For the original and writeup of the article, do look at Using KSM (Kernel Samepage Merging) with KVM. There is a correponding pdf article Increasing Virtual Machine Density with KSM (pdf) by QUMRANET
In short, from the article
Kernel SamePage Merging is a recent linux kernel feature which combines identical memory pages from multiple processes into one copy on write memory region. Because kvm guest virtual machines run as processes
under linux, this feature provides the memory overcommit feature to kvm so important to hypervisors for more efficient use of memory……
Pointer 1. Verifying Kernel KSM Support
# grep KSM /boot/config -'uname -r'
You should see something like this if KSM is enabled
You should also see a directory for KSM in
Pix taken from Linux-KVM
Pointer 2: By default, KSM is limited to 2000 kernel pages.
To verify, type the following command
# cat /sys/kernel/mm/ksm/max_kernel_pages

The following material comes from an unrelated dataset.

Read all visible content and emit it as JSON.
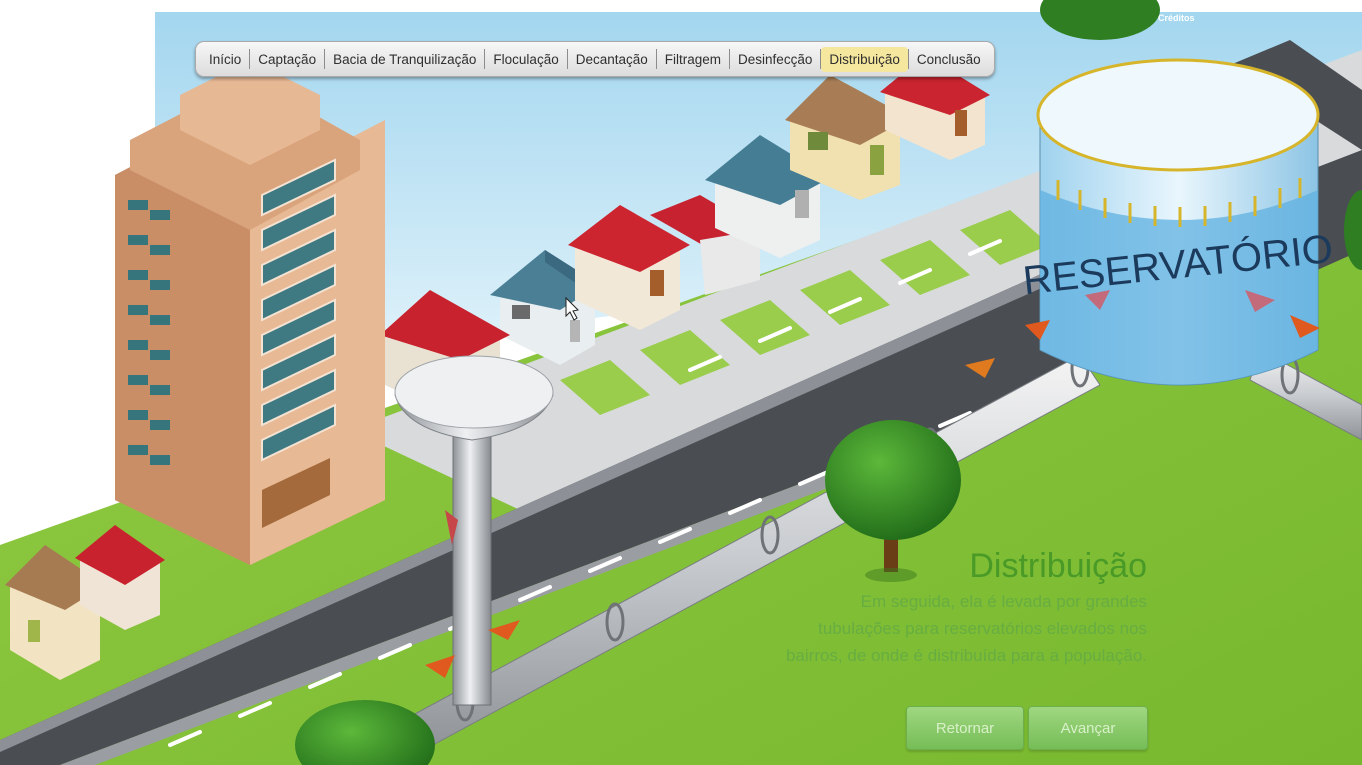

You should see
Pointer 3: Verifying KVM Support for Samepage Merging
From the article…..
In order for your KVM guests to take advantage of KSM, your version of qemu-kvm must explicitly request from the kernel that identical pages be merged using the new madvise interface. The patch for this feature was added to the kvm development tree just recently following the kvm-88 release. If you’re compiling kvm yourself you can verify whether your version of kvm will support KSM by inspecting exec.c source file for the following lines of code
If you don’t see these lines in your exec.c file then your kvm process will still run fine but but it won’t take advantage of KSM.
madvise(new_block->host, size, MADV_MERGEABLE);
Pointer 4 – Run multiple simiar guests
…….With multiple virtual machines running, you can verify that KSM is working by inspecting the following file to see how many pages are being shared between your kvm guests.
If the value is greateer than zero, KSM is used
# cat /sys/kernel/mm/KSM/pages_sharing